By joining US-led strikes in Syria, Gulf Arab monarchies are hoping to eliminate the threat to their authority from Islamic State jihadists and push the regime in Damascus out of power.
But their plan is not without serious risks, analysts warn.
Bahrain, Qatar, Saudi Arabia and the United Arab Emirates could end up strengthening President Bashar al-Assad and face anger at home over their bombings of fellow Sunni Muslims.
“I expect this is going to be causing a great deal of concern that the Gulf is inadvertently serving as Assad’s air force,” said Frederic Wehrey, a Middle East expert at the Carnegie Endowment for International Peace.
“In addition, the Gulf states could face domestic criticism and agitation over their participation in a US-led coalition,” he said.
The four Gulf monarchies, along with Jordan, joined the US-led campaign on Tuesday that launched air strikes on IS positions inside Syria for the first time.
The exact nature of their involvement has been vague and it is not clear exactly which strikes their planes have carried out.
But even if Washington is behind the vast majority of attacks, the symbolic importance of having Sunni-ruled Arab states on side against the Sunni extremists of IS has been crucial.
Experts said the Gulf governments were well aware of this and insisted before signing on to the air campaign, which started last month in Iraq, that it be expanded to Syria as well.
“The GCC (Gulf Cooperation Council) condition was very clear: no support of US policy to deal with ISIS in Iraq without military action in Syria,” said Mustafa Alani from the Geneva-based Gulf Research Centre, using an alternative name for the jihadist group.
Their first objective, said expert Abdulkhaleq Abdulla, is to counter IS, which some governments in the region were accused of initially helping and financing.
– Danger of ‘radical voices’ –
“ISIS is in fact in many ways a threat to their security and also to the ideological legitimacy of Saudi Arabia” as a religious centre, said Abdulla, a professor of political science at Emirates University.
Their second objective, experts said, is in the long run to undermine Assad, whose minority Alawite, Tehran-backed regime they despise.
Alani said the US-led coalition was essentially creating a “no-fly” zone in parts of Syria, undermining Damascus’s control over its territory and its capacity to defend itself.
“The ultimate goal is to bring Assad to a new round of (peace) talks… with the hope that the end result will be the removal of Assad,” Abdulla said. “That is the strategy.”
But experts warned it could backfire by easing the pressure on Assad from IS, the most effective group battling his regime.
And in particular for Saudi Arabia, which has also agreed to train Syrian rebels on its territory, the campaign could stir widespread outrage at home.

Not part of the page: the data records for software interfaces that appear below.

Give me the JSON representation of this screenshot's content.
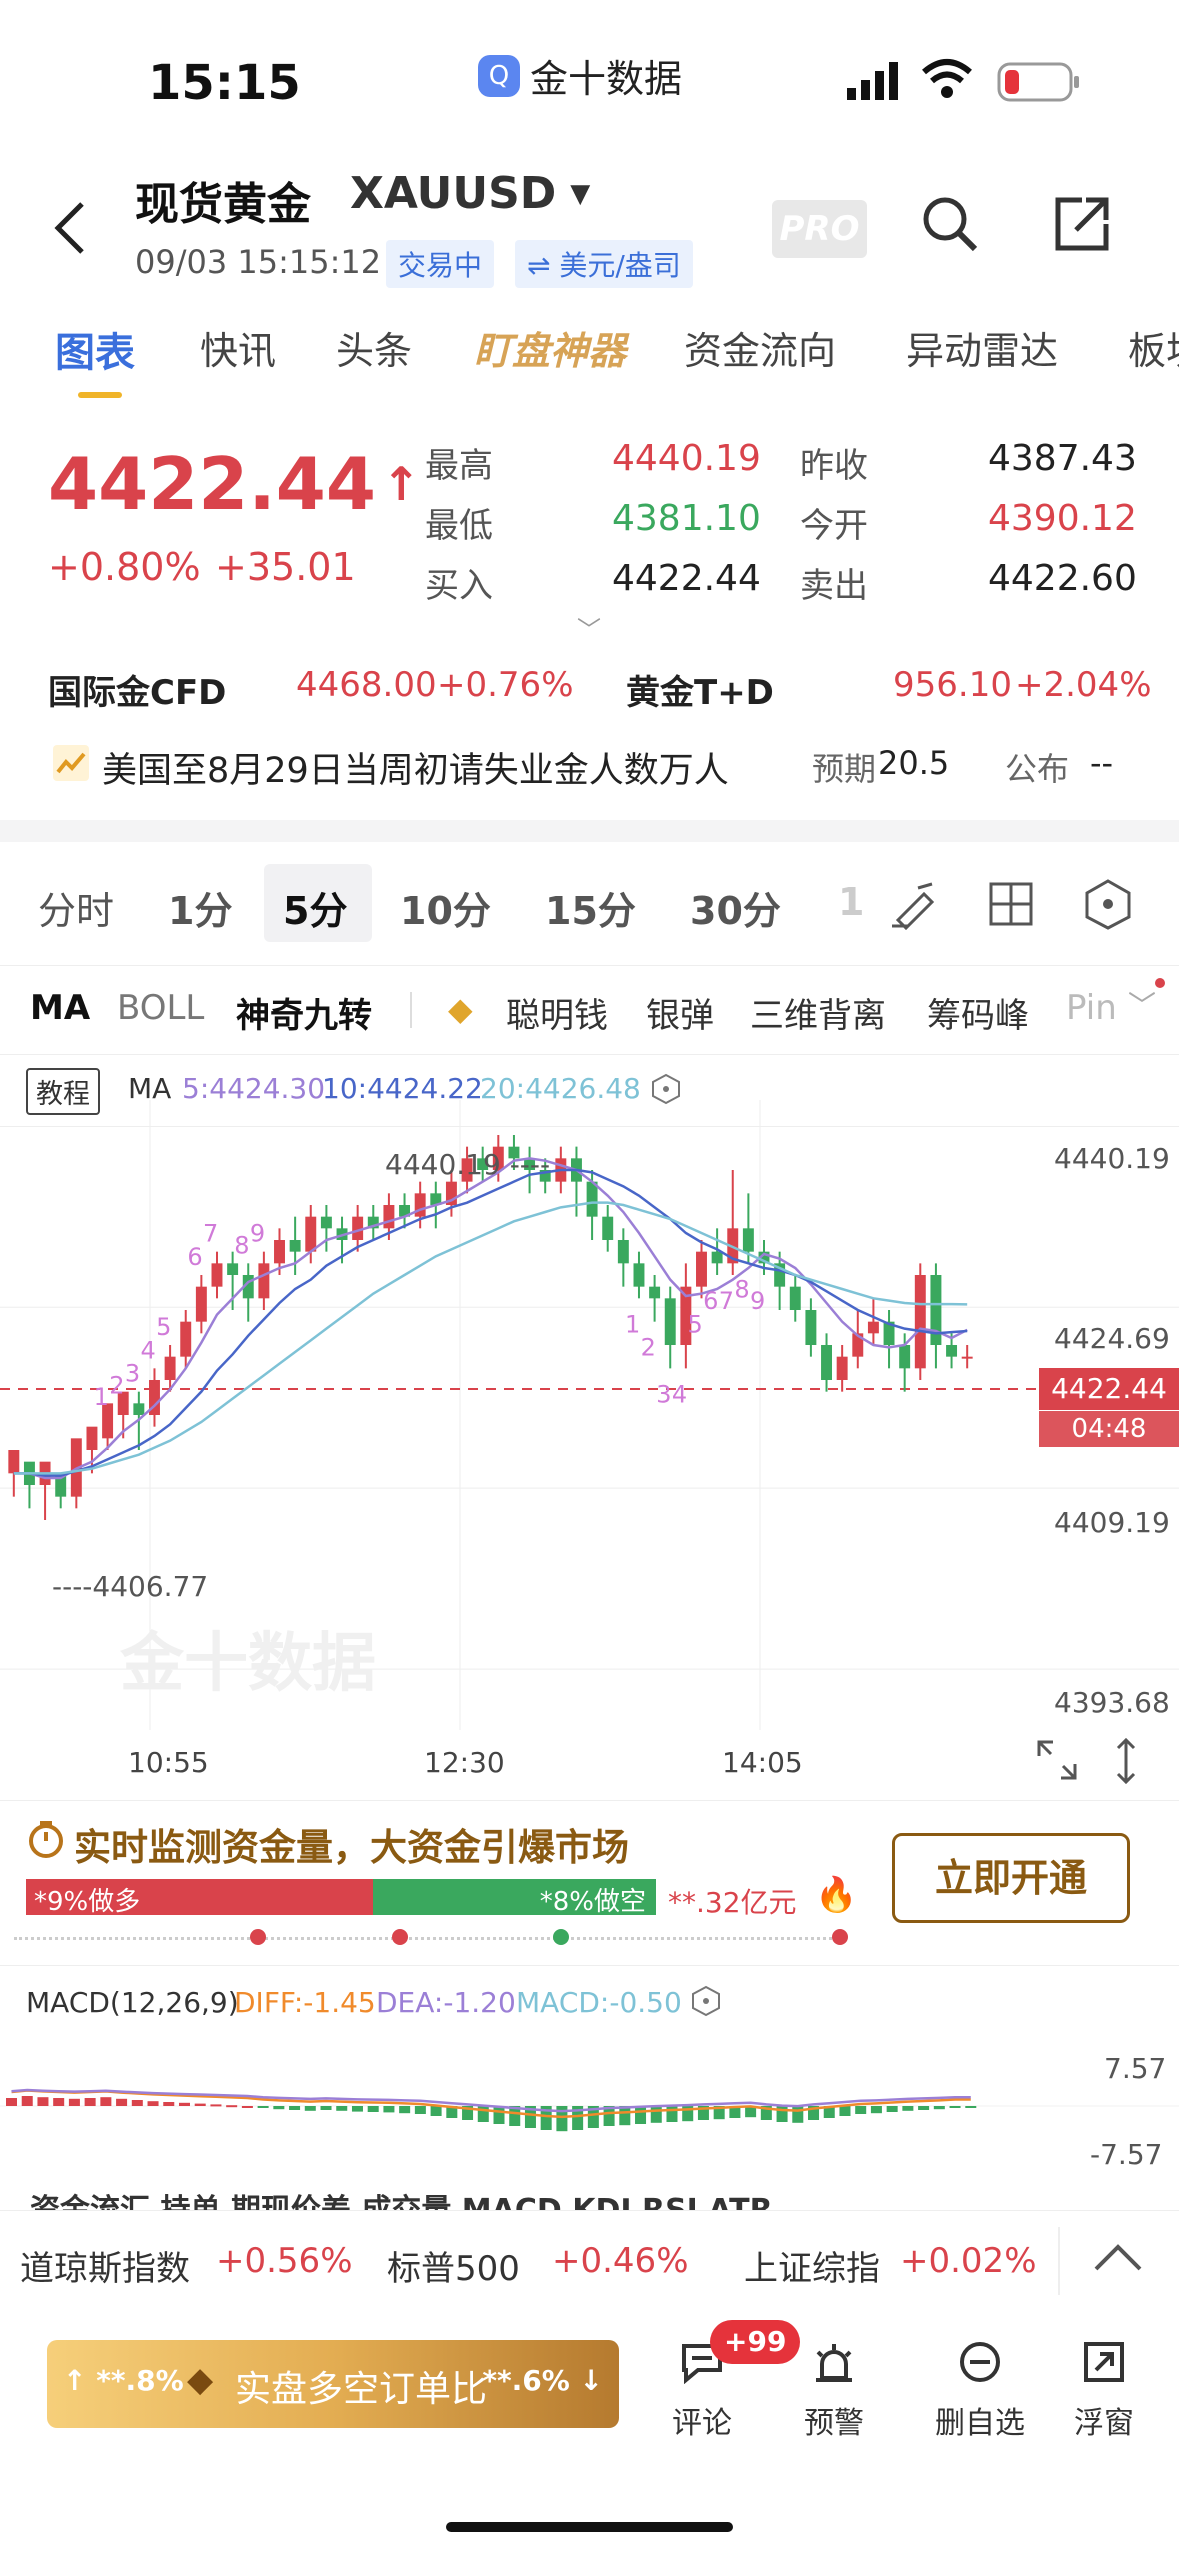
{
  "status": {
    "time": "15:15",
    "app_name": "金十数据"
  },
  "header": {
    "title": "现货黄金",
    "symbol": "XAUUSD",
    "datetime": "09/03 15:15:12",
    "trade_status": "交易中",
    "currency": "⇌ 美元/盎司",
    "pro": "PRO"
  },
  "tabs": [
    "图表",
    "快讯",
    "头条",
    "盯盘神器",
    "资金流向",
    "异动雷达",
    "板块"
  ],
  "quote": {
    "price": "4422.44",
    "arrow": "↑",
    "change_pct": "+0.80%",
    "change": "+35.01",
    "stats": [
      {
        "label": "最高",
        "value": "4440.19",
        "color": "red"
      },
      {
        "label": "昨收",
        "value": "4387.43",
        "color": "dark"
      },
      {
        "label": "最低",
        "value": "4381.10",
        "color": "green"
      },
      {
        "label": "今开",
        "value": "4390.12",
        "color": "red"
      },
      {
        "label": "买入",
        "value": "4422.44",
        "color": "dark"
      },
      {
        "label": "卖出",
        "value": "4422.60",
        "color": "dark"
      }
    ],
    "related": [
      {
        "name": "国际金CFD",
        "price": "4468.00",
        "pct": "+0.76%"
      },
      {
        "name": "黄金T+D",
        "price": "956.10",
        "pct": "+2.04%"
      }
    ]
  },
  "news": {
    "text": "美国至8月29日当周初请失业金人数万人",
    "expected_label": "预期",
    "expected": "20.5",
    "published_label": "公布",
    "published": "--"
  },
  "periods": [
    "分时",
    "1分",
    "5分",
    "10分",
    "15分",
    "30分",
    "1"
  ],
  "selected_period": "5分",
  "indicators": [
    "MA",
    "BOLL",
    "神奇九转",
    "聪明钱",
    "银弹",
    "三维背离",
    "筹码峰",
    "Pin"
  ],
  "chart": {
    "tutorial": "教程",
    "ma_label": "MA",
    "ma5": "5:4424.30",
    "ma10": "10:4424.22",
    "ma20": "20:4426.48",
    "y_ticks": [
      "4440.19",
      "4424.69",
      "4409.19",
      "4393.68"
    ],
    "x_ticks": [
      "10:55",
      "12:30",
      "14:05"
    ],
    "high_label": "4440.19 ----",
    "low_label": "----4406.77",
    "current_price": "4422.44",
    "countdown": "04:48",
    "watermark": "金十数据",
    "colors": {
      "up": "#d9434b",
      "down": "#3aa85e",
      "ma5": "#9b7fd6",
      "ma10": "#4866c8",
      "ma20": "#7ec2d6"
    }
  },
  "chart_data": {
    "type": "candlestick",
    "ohlc": [
      [
        4412,
        4414,
        4410,
        4413
      ],
      [
        4413,
        4411,
        4409,
        4412
      ],
      [
        4411,
        4413,
        4408,
        4412
      ],
      [
        4412,
        4410,
        4409,
        4411
      ],
      [
        4410,
        4415,
        4409,
        4414
      ],
      [
        4414,
        4416,
        4412,
        4415
      ],
      [
        4415,
        4418,
        4414,
        4417
      ],
      [
        4417,
        4419,
        4415,
        4418
      ],
      [
        4418,
        4417,
        4414,
        4419
      ],
      [
        4417,
        4420,
        4416,
        4421
      ],
      [
        4420,
        4422,
        4419,
        4423
      ],
      [
        4422,
        4425,
        4421,
        4426
      ],
      [
        4425,
        4428,
        4424,
        4429
      ],
      [
        4428,
        4430,
        4427,
        4431
      ],
      [
        4430,
        4429,
        4426,
        4431
      ],
      [
        4429,
        4427,
        4425,
        4430
      ],
      [
        4427,
        4430,
        4426,
        4431
      ],
      [
        4430,
        4432,
        4429,
        4433
      ],
      [
        4432,
        4431,
        4429,
        4434
      ],
      [
        4431,
        4434,
        4430,
        4435
      ],
      [
        4434,
        4433,
        4431,
        4435
      ],
      [
        4433,
        4432,
        4430,
        4434
      ],
      [
        4432,
        4434,
        4431,
        4435
      ],
      [
        4434,
        4433,
        4432,
        4435
      ],
      [
        4433,
        4435,
        4432,
        4436
      ],
      [
        4435,
        4434,
        4433,
        4436
      ],
      [
        4434,
        4436,
        4433,
        4437
      ],
      [
        4436,
        4435,
        4433,
        4437
      ],
      [
        4435,
        4437,
        4434,
        4438
      ],
      [
        4437,
        4439,
        4436,
        4440
      ],
      [
        4439,
        4438,
        4437,
        4440
      ],
      [
        4438,
        4440,
        4437,
        4441
      ],
      [
        4440,
        4439,
        4438,
        4441
      ],
      [
        4439,
        4438,
        4436,
        4440
      ],
      [
        4438,
        4437,
        4436,
        4439
      ],
      [
        4437,
        4439,
        4436,
        4440
      ],
      [
        4439,
        4437,
        4434,
        4440
      ],
      [
        4437,
        4434,
        4432,
        4438
      ],
      [
        4434,
        4432,
        4431,
        4435
      ],
      [
        4432,
        4430,
        4428,
        4433
      ],
      [
        4430,
        4428,
        4427,
        4431
      ],
      [
        4428,
        4427,
        4425,
        4429
      ],
      [
        4427,
        4423,
        4421,
        4428
      ],
      [
        4423,
        4428,
        4421,
        4430
      ],
      [
        4428,
        4431,
        4427,
        4432
      ],
      [
        4431,
        4430,
        4429,
        4433
      ],
      [
        4430,
        4433,
        4429,
        4438
      ],
      [
        4433,
        4431,
        4430,
        4436
      ],
      [
        4431,
        4430,
        4429,
        4432
      ],
      [
        4430,
        4428,
        4426,
        4431
      ],
      [
        4428,
        4426,
        4425,
        4429
      ],
      [
        4426,
        4423,
        4422,
        4427
      ],
      [
        4423,
        4420,
        4419,
        4424
      ],
      [
        4420,
        4422,
        4419,
        4423
      ],
      [
        4422,
        4424,
        4421,
        4426
      ],
      [
        4424,
        4425,
        4423,
        4427
      ],
      [
        4425,
        4423,
        4421,
        4426
      ],
      [
        4423,
        4421,
        4419,
        4424
      ],
      [
        4421,
        4429,
        4420,
        4430
      ],
      [
        4429,
        4423,
        4421,
        4430
      ],
      [
        4423,
        4422,
        4421,
        4424
      ],
      [
        4422,
        4422,
        4421,
        4423
      ]
    ],
    "ma5": [
      4412,
      4412,
      4411.6,
      4411.6,
      4412.4,
      4413,
      4414.2,
      4415.6,
      4416.6,
      4417.8,
      4419.2,
      4421,
      4423.2,
      4425.6,
      4427,
      4428.4,
      4429,
      4429.6,
      4430,
      4431,
      4432,
      4432.4,
      4432.8,
      4433.2,
      4433.6,
      4434,
      4434.6,
      4435,
      4435.4,
      4436.2,
      4437,
      4437.8,
      4438.8,
      4439,
      4438.8,
      4438.4,
      4438,
      4437,
      4435.8,
      4434.4,
      4432.6,
      4430.6,
      4428.6,
      4427.2,
      4427.4,
      4427.8,
      4428.6,
      4429.6,
      4430.8,
      4430.4,
      4429.6,
      4428.2,
      4426.6,
      4425,
      4423.8,
      4423,
      4422.8,
      4423,
      4424.4,
      4424.2,
      4423.6,
      4424.3
    ],
    "ma10": [
      4412,
      4412,
      4411.8,
      4411.8,
      4412.2,
      4412.6,
      4413.2,
      4413.8,
      4414.4,
      4415.2,
      4416.2,
      4417.6,
      4419,
      4420.8,
      4422.2,
      4423.8,
      4425.2,
      4426.6,
      4427.8,
      4428.6,
      4429.8,
      4430.6,
      4431.4,
      4432,
      4432.6,
      4433.2,
      4433.8,
      4434.2,
      4434.8,
      4435.2,
      4435.8,
      4436.4,
      4437,
      4437.6,
      4437.8,
      4438,
      4438,
      4437.8,
      4437.2,
      4436.6,
      4435.8,
      4434.8,
      4433.8,
      4432.6,
      4431.8,
      4431.2,
      4430.4,
      4430,
      4429.6,
      4429.4,
      4429,
      4428.4,
      4427.6,
      4426.8,
      4426,
      4425.4,
      4424.8,
      4424.4,
      4424.2,
      4424,
      4424.1,
      4424.2
    ],
    "ma20": [
      4412,
      4412,
      4412,
      4412,
      4412.2,
      4412.4,
      4412.8,
      4413.2,
      4413.6,
      4414.2,
      4414.8,
      4415.6,
      4416.4,
      4417.4,
      4418.4,
      4419.4,
      4420.4,
      4421.4,
      4422.4,
      4423.4,
      4424.4,
      4425.4,
      4426.4,
      4427.4,
      4428.2,
      4429,
      4429.8,
      4430.6,
      4431.2,
      4431.8,
      4432.4,
      4433,
      4433.6,
      4434,
      4434.4,
      4434.8,
      4435,
      4435.2,
      4435.2,
      4435,
      4434.6,
      4434.2,
      4433.8,
      4433.2,
      4432.6,
      4432,
      4431.4,
      4430.8,
      4430.2,
      4429.6,
      4429,
      4428.6,
      4428.2,
      4427.8,
      4427.4,
      4427,
      4426.8,
      4426.6,
      4426.5,
      4426.5,
      4426.5,
      4426.48
    ],
    "ylim": [
      4393.68,
      4440.19
    ],
    "td_labels": [
      {
        "i": 6,
        "t": "1"
      },
      {
        "i": 7,
        "t": "2"
      },
      {
        "i": 8,
        "t": "3"
      },
      {
        "i": 9,
        "t": "4"
      },
      {
        "i": 10,
        "t": "5"
      },
      {
        "i": 12,
        "t": "6"
      },
      {
        "i": 13,
        "t": "7"
      },
      {
        "i": 15,
        "t": "8"
      },
      {
        "i": 16,
        "t": "9"
      },
      {
        "i": 40,
        "t": "1"
      },
      {
        "i": 41,
        "t": "2"
      },
      {
        "i": 42,
        "t": "3"
      },
      {
        "i": 43,
        "t": "4"
      },
      {
        "i": 44,
        "t": "5"
      },
      {
        "i": 45,
        "t": "6"
      },
      {
        "i": 46,
        "t": "7"
      },
      {
        "i": 47,
        "t": "8"
      },
      {
        "i": 48,
        "t": "9"
      }
    ]
  },
  "promo": {
    "title": "实时监测资金量，大资金引爆市场",
    "long_label": "*9%做多",
    "short_label": "*8%做空",
    "amount": "**.32亿元",
    "long_ratio": 0.55,
    "cta": "立即开通"
  },
  "macd": {
    "label": "MACD(12,26,9)",
    "diff": "DIFF:-1.45",
    "dea": "DEA:-1.20",
    "macd": "MACD:-0.50",
    "y_top": "7.57",
    "y_bottom": "-7.57",
    "hist": [
      2,
      2.5,
      2.2,
      2,
      1.8,
      2,
      2.2,
      1.8,
      1.5,
      1.2,
      1,
      0.8,
      0.6,
      0.4,
      0.2,
      0,
      -0.5,
      -0.8,
      -1,
      -1.2,
      -1,
      -1.2,
      -1.4,
      -1.5,
      -1.6,
      -1.8,
      -2,
      -2.5,
      -3,
      -3.5,
      -4,
      -4.5,
      -5,
      -5.5,
      -6,
      -6.3,
      -6,
      -5.5,
      -5,
      -4.8,
      -4.5,
      -4.2,
      -4,
      -3.8,
      -3.5,
      -3.3,
      -3,
      -2.8,
      -3.5,
      -4,
      -4.2,
      -3.5,
      -3,
      -2.5,
      -2,
      -1.8,
      -1.5,
      -1.2,
      -1,
      -0.8,
      -0.5,
      -0.5
    ]
  },
  "index_bar": [
    {
      "name": "道琼斯指数",
      "pct": "+0.56%"
    },
    {
      "name": "标普500",
      "pct": "+0.46%"
    },
    {
      "name": "上证综指",
      "pct": "+0.02%"
    }
  ],
  "index_bar_behind": "资金流汇 持单 期现价差 成交量 MACD KDJ RSI ATR",
  "bottom": {
    "ratio_label": "实盘多空订单比",
    "left_pct": "↑ **.8%",
    "right_pct": "**.6% ↓",
    "nav": [
      {
        "label": "评论",
        "badge": "+99"
      },
      {
        "label": "预警"
      },
      {
        "label": "删自选"
      },
      {
        "label": "浮窗"
      }
    ]
  }
}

“The US bombing of ISIS is unpopular with a range of Saudis,” Wehrey said. “There is the perception in the Gulf that the US is attacking Sunni power while privileging minorities, especially Shia.
“Radical voices in the Gulf could capitalise on this sentiment.”